● **Assignment**
Go through the entries below and print each one exactly, leaving out pictures.
____________________
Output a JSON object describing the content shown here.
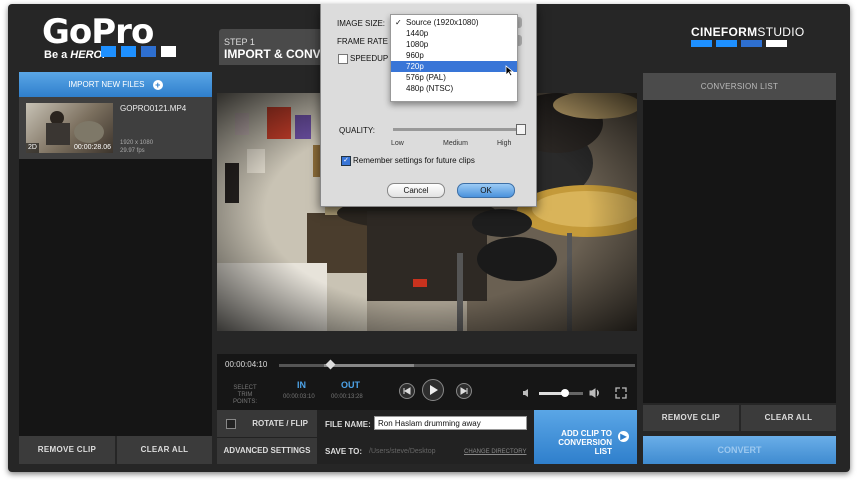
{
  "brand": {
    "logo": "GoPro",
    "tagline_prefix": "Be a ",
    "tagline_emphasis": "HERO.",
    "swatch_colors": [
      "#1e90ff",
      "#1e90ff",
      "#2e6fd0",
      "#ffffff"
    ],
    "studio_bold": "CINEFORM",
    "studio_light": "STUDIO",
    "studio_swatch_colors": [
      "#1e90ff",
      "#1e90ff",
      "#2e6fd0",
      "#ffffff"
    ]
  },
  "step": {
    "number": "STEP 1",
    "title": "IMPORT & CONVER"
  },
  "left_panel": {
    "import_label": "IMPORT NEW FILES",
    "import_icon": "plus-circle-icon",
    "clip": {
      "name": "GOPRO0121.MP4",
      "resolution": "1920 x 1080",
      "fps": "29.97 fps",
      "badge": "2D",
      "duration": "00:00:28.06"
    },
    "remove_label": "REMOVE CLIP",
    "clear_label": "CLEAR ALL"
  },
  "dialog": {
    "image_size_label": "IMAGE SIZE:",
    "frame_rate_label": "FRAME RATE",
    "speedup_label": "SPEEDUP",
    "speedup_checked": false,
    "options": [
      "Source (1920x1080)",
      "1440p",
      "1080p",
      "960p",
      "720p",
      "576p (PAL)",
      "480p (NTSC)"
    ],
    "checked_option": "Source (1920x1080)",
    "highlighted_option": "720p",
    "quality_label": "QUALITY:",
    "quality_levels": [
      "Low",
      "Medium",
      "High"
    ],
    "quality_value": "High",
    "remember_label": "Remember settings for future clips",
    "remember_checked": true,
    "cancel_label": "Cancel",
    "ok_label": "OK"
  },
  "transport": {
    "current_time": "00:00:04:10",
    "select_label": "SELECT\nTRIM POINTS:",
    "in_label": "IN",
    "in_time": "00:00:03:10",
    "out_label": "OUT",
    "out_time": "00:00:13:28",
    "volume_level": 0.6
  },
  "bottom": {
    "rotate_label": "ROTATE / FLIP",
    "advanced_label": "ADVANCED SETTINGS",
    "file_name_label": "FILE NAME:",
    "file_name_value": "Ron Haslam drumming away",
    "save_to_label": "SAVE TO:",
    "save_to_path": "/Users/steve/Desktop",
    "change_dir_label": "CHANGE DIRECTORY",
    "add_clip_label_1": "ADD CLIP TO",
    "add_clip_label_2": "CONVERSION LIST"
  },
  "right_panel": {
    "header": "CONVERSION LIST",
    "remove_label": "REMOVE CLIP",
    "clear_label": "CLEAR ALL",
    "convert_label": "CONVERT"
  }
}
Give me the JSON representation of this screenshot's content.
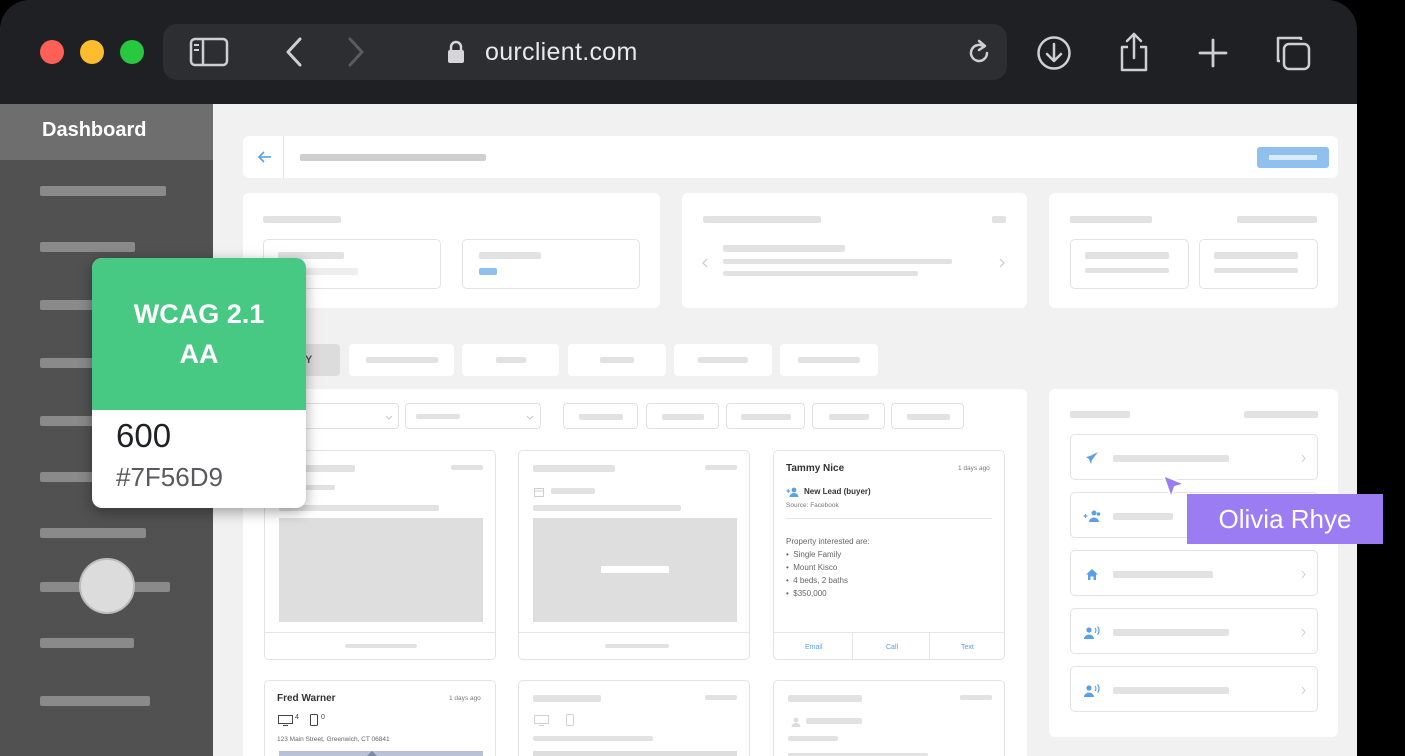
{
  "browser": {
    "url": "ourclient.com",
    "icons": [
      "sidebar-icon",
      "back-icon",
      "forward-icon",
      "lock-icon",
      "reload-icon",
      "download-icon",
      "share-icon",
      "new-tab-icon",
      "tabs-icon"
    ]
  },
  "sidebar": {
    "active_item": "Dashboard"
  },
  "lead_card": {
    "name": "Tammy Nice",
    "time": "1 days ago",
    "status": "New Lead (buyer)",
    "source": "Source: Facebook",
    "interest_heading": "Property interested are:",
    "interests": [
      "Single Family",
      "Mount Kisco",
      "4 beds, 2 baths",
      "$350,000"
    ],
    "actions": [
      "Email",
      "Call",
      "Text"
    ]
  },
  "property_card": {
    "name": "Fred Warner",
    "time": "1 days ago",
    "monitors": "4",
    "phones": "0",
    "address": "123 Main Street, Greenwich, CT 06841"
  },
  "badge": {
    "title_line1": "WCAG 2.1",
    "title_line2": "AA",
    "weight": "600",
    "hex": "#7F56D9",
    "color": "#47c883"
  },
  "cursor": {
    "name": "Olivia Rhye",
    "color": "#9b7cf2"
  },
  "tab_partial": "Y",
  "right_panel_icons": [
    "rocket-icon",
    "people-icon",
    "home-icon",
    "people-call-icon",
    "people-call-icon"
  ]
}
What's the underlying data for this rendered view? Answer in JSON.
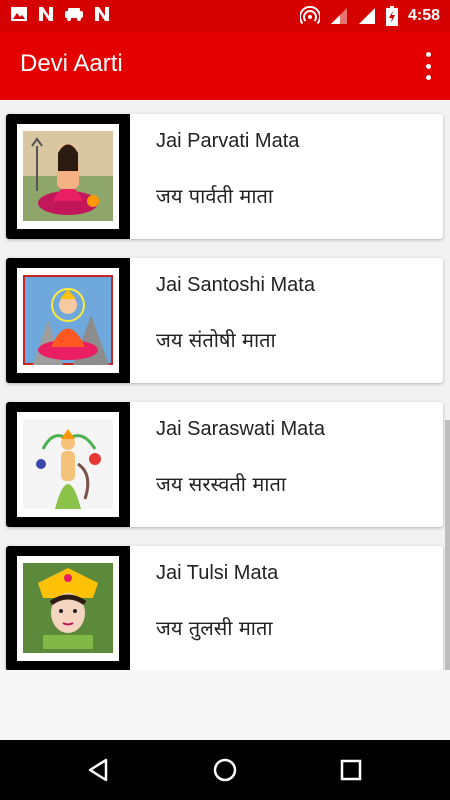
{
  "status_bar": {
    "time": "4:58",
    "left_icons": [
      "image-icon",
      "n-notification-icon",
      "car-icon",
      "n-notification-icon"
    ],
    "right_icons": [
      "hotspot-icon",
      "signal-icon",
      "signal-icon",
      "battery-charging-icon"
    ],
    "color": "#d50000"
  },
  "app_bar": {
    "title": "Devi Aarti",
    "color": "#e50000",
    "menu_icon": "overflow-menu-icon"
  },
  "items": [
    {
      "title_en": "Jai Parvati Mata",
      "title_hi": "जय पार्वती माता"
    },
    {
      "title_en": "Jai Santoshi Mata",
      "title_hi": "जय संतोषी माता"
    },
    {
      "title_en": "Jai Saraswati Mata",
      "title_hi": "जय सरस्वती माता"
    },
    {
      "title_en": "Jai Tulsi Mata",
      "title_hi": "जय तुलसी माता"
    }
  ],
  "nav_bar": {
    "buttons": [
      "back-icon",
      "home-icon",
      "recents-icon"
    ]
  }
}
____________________
● **Task result**
Output a JSON object describing the content shown here.
{
  "brand": {
    "logo": "GoPro",
    "tagline_prefix": "Be a ",
    "tagline_emphasis": "HERO.",
    "swatch_colors": [
      "#1e90ff",
      "#1e90ff",
      "#2e6fd0",
      "#ffffff"
    ],
    "studio_bold": "CINEFORM",
    "studio_light": "STUDIO",
    "studio_swatch_colors": [
      "#1e90ff",
      "#1e90ff",
      "#2e6fd0",
      "#ffffff"
    ]
  },
  "step": {
    "number": "STEP 1",
    "title": "IMPORT & CONVER"
  },
  "left_panel": {
    "import_label": "IMPORT NEW FILES",
    "import_icon": "plus-circle-icon",
    "clip": {
      "name": "GOPRO0121.MP4",
      "resolution": "1920 x 1080",
      "fps": "29.97 fps",
      "badge": "2D",
      "duration": "00:00:28.06"
    },
    "remove_label": "REMOVE CLIP",
    "clear_label": "CLEAR ALL"
  },
  "dialog": {
    "image_size_label": "IMAGE SIZE:",
    "frame_rate_label": "FRAME RATE",
    "speedup_label": "SPEEDUP",
    "speedup_checked": false,
    "options": [
      "Source (1920x1080)",
      "1440p",
      "1080p",
      "960p",
      "720p",
      "576p (PAL)",
      "480p (NTSC)"
    ],
    "checked_option": "Source (1920x1080)",
    "highlighted_option": "720p",
    "quality_label": "QUALITY:",
    "quality_levels": [
      "Low",
      "Medium",
      "High"
    ],
    "quality_value": "High",
    "remember_label": "Remember settings for future clips",
    "remember_checked": true,
    "cancel_label": "Cancel",
    "ok_label": "OK"
  },
  "transport": {
    "current_time": "00:00:04:10",
    "select_label": "SELECT\nTRIM POINTS:",
    "in_label": "IN",
    "in_time": "00:00:03:10",
    "out_label": "OUT",
    "out_time": "00:00:13:28",
    "volume_level": 0.6
  },
  "bottom": {
    "rotate_label": "ROTATE / FLIP",
    "advanced_label": "ADVANCED SETTINGS",
    "file_name_label": "FILE NAME:",
    "file_name_value": "Ron Haslam drumming away",
    "save_to_label": "SAVE TO:",
    "save_to_path": "/Users/steve/Desktop",
    "change_dir_label": "CHANGE DIRECTORY",
    "add_clip_label_1": "ADD CLIP TO",
    "add_clip_label_2": "CONVERSION LIST"
  },
  "right_panel": {
    "header": "CONVERSION LIST",
    "remove_label": "REMOVE CLIP",
    "clear_label": "CLEAR ALL",
    "convert_label": "CONVERT"
  }
}
Give me the JSON representation of this screenshot's content.
{
  "browser": {
    "url": "ourclient.com",
    "icons": [
      "sidebar-icon",
      "back-icon",
      "forward-icon",
      "lock-icon",
      "reload-icon",
      "download-icon",
      "share-icon",
      "new-tab-icon",
      "tabs-icon"
    ]
  },
  "sidebar": {
    "active_item": "Dashboard"
  },
  "lead_card": {
    "name": "Tammy Nice",
    "time": "1 days ago",
    "status": "New Lead (buyer)",
    "source": "Source: Facebook",
    "interest_heading": "Property interested are:",
    "interests": [
      "Single Family",
      "Mount Kisco",
      "4 beds, 2 baths",
      "$350,000"
    ],
    "actions": [
      "Email",
      "Call",
      "Text"
    ]
  },
  "property_card": {
    "name": "Fred Warner",
    "time": "1 days ago",
    "monitors": "4",
    "phones": "0",
    "address": "123 Main Street, Greenwich, CT 06841"
  },
  "badge": {
    "title_line1": "WCAG 2.1",
    "title_line2": "AA",
    "weight": "600",
    "hex": "#7F56D9",
    "color": "#47c883"
  },
  "cursor": {
    "name": "Olivia Rhye",
    "color": "#9b7cf2"
  },
  "tab_partial": "Y",
  "right_panel_icons": [
    "rocket-icon",
    "people-icon",
    "home-icon",
    "people-call-icon",
    "people-call-icon"
  ]
}
What's the underlying data for this rendered view? Answer in JSON.
{
  "status_bar": {
    "time": "4:58",
    "left_icons": [
      "image-icon",
      "n-notification-icon",
      "car-icon",
      "n-notification-icon"
    ],
    "right_icons": [
      "hotspot-icon",
      "signal-icon",
      "signal-icon",
      "battery-charging-icon"
    ],
    "color": "#d50000"
  },
  "app_bar": {
    "title": "Devi Aarti",
    "color": "#e50000",
    "menu_icon": "overflow-menu-icon"
  },
  "items": [
    {
      "title_en": "Jai Parvati Mata",
      "title_hi": "जय पार्वती माता"
    },
    {
      "title_en": "Jai Santoshi Mata",
      "title_hi": "जय संतोषी माता"
    },
    {
      "title_en": "Jai Saraswati Mata",
      "title_hi": "जय सरस्वती माता"
    },
    {
      "title_en": "Jai Tulsi Mata",
      "title_hi": "जय तुलसी माता"
    }
  ],
  "nav_bar": {
    "buttons": [
      "back-icon",
      "home-icon",
      "recents-icon"
    ]
  }
}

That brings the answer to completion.